The Northeast Kingdom’s new state senator was the lone Senate opponent to a resolution passed by the House and Senate that condemns last week’s attack on the U.S. Capitol and calls for the removal of President Trump.
Sen. Russ Ingalls, R-Essex-Orleans opposed J.R.H. 1. when it came before the Vermont Senate on Friday. The measure is a “joint resolution condemning the storming of the U.S. Capitol on January 6, 2021, as an attack on democracy.”
Ingalls, who was elected in November to serve in the state Senate alongside veteran Sen. Bobby Starr, D-Essex-Orleans, stated that if the language of the resolution had stopped there he would have offered approval. “If this Resolution were to have condemned the rioters that breached the Capital [sic], I would have gladly signed on,” he wrote.
Language included in the Resolution passed Friday holds President Trump responsible for the violent mob and calls for his resignation or removal by other means from office.

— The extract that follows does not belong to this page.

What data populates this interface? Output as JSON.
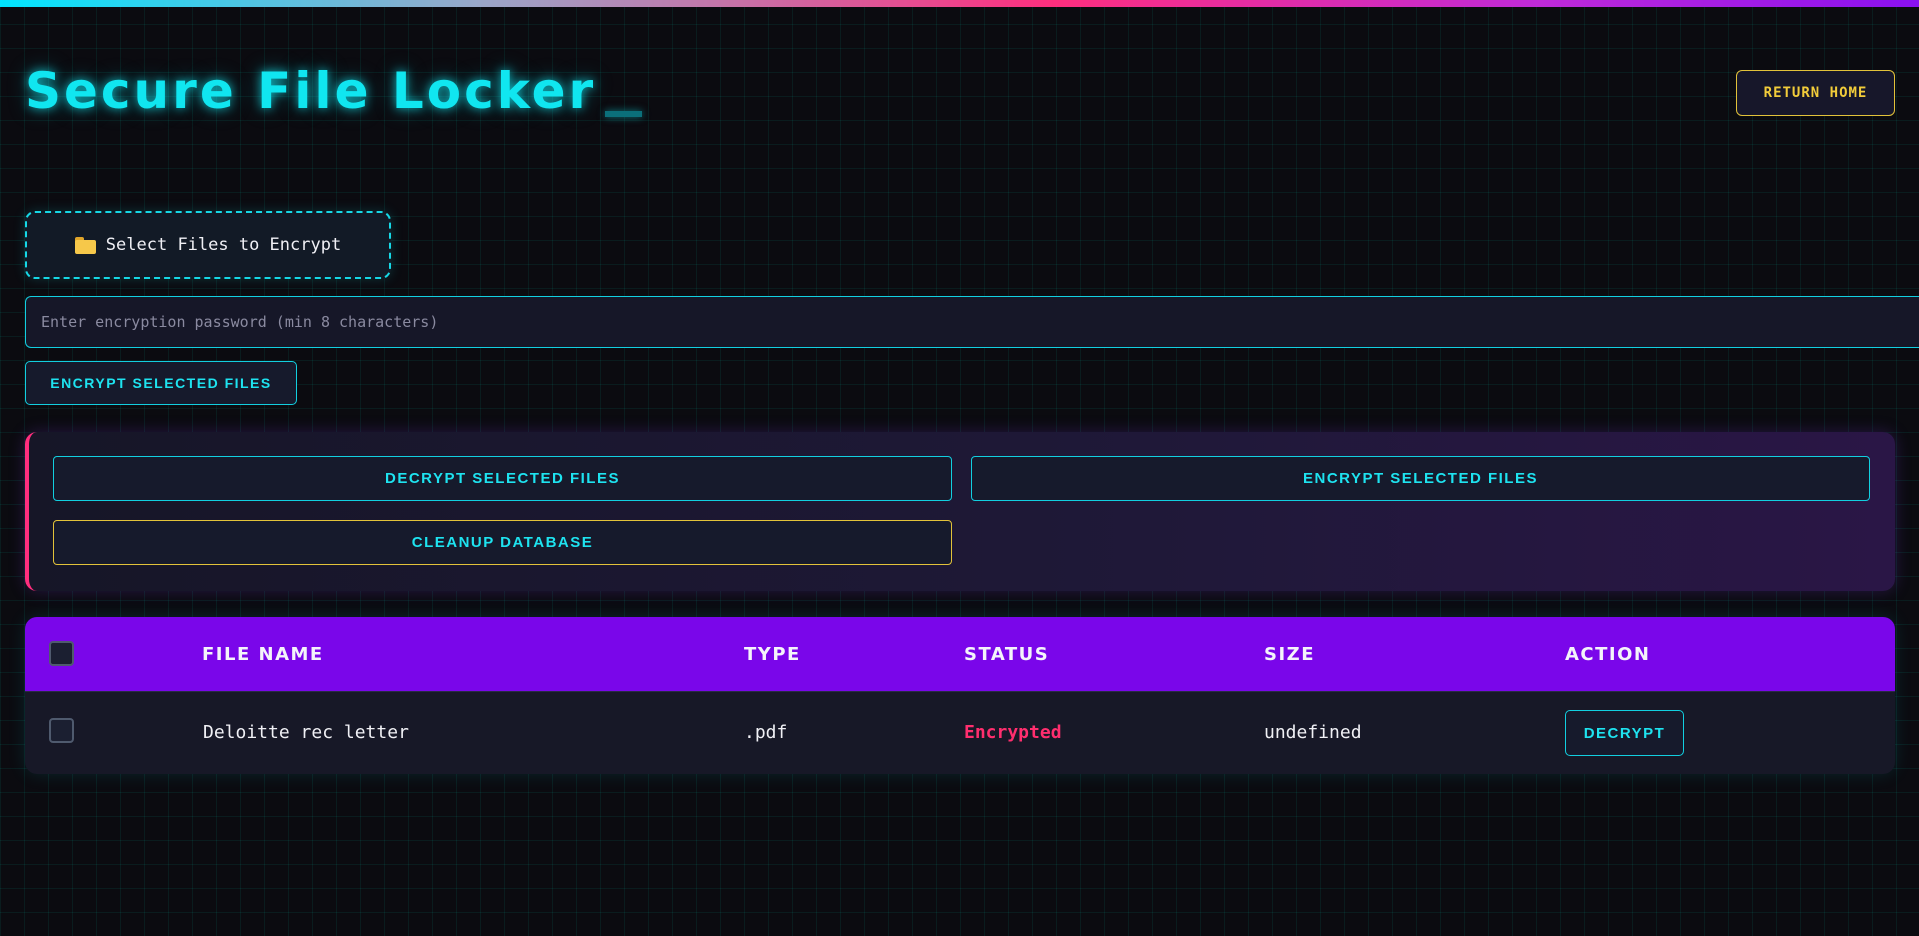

“Whereas, this attack was instigated by President Donald Trump, who is attempting to overturn the results of a fair and free election that he lost in order to keep himself in power… Resolved: That the General Assembly calls for President Donald J. Trump to resign or to be removed from office by his Cabinet or by the Congress,” the Resolution states.
Ingalls said the Resolution went too far and the energy of the state legislature would be better spent on state needs like broadband.
“This Resolution was a political statement to cause as much harm as it possibly could to all Republicans and Trump specifically,” he wrote. “It was a hate-filled, poorly written, vile document that was unworthy of anyone’s signature.”
In choosing to oppose the resolution he did what no other Republican Senator did, including longtime NEK legislator Joe Benning and Senate Minority Leader Randy Brock. There are seven Republican senators among a total of 30.
Ingalls said the Resolution should have been focused on the violence of the Washington D.C. riot and all violent protests in the country. “I condemn all violence no matter who perpetrates it,” he stated. “If there were a Democrat president and this were to happen and this resolution was to appear written in the same way, I would not have signed it.”
Reaction to Ingalls stance on the Resolution has been significant with many people criticizing him for it.
“I’d say rookie mistake (BIG FAT MISTAKE) that hopefully he will NEVER make again. First week in office and voting alone? SMH. How ‘bout caucusing with your damn party until you get your feet wet,” wrote Julie Raboin.
She further encouraged people to write to Ingalls and provided his email address (firstname.lastname@example.org). She directed people who send him messages to not “defame his character or call him names.”
Another comment from Tammi Monfette notes she would volunteer to help any person who campaigns against Ingalls in the next election.
Ingalls said support for his decision has far exceeded condemnation.
Legislative opponents of the Resolution weren’t quite so lonely as Ingalls in the House vote, though the result was overwhelming tripartisan support for the Resolution. The measure passed by virtual voice vote 130-16.
No names are attached to the votes so there is no legislative record of who voted a certain way, but the Resolution language does list the names of the representatives who offered it, and most of the House members are on the list. Only 29 House members didn’t put their names on the Resolution in its offering.
Every NEK Democrat in the House is listed, along with Republicans Scott Beck, St. Johnsbury; Marty Feltus, Lyndon; Patrick Seymour, Sutton; Woody Page, Newport; and Michael Marcotte, Coventry.
Not on the list among Northeast Kingdom Republican representatives are Lynn Batchelor, Derby Line; Mark Higley, Lowell; Marcia Martel, Waterford; Joe Parsons, Newbury; Brian Smith, Derby; Vicki Strong, Albany; and Terri Williams, Granby. Paul Lefebvre, a former Republican who turned Independent prior to the last election, also was not on the list.
Among the local House members not listed as offering the Resolution, it’s possible that they voted for it when the vote was taken, but not all did.
“I voted no!” stated Smith. “The bill contained some language that I disliked.” He also said spending energy on the Resolution felt like a quick departure from a spirit of bipartisanship that House Speaker Jill Krowinski was advocating.
Williams, newly elected to serve the Essex-Caledonia House District, said she too opposed the Resolution. “I believe the resolution was made hastily and I was not/am not convinced that the ‘mob’ that attacked the Whitehouse [sic] was the protesters that came in busloads from all over the country in support of President Trump,” she wrote.
St. Johnsbury Republican Committee Chairman Scott Beck issued a statement late Monday in agreement with Gov. Phil Scott and the Vermont House and Senate.
“The events in Washington D.C. last week were a disgraceful attack on democracy,” Beck said. “President Trump has incited, encouraged, and supported an insurrection with the purpose of overturning a free, fair, and legal election, which he lost.
“President Trump should resign immediately or be removed from office, by his Cabinet or Congress.”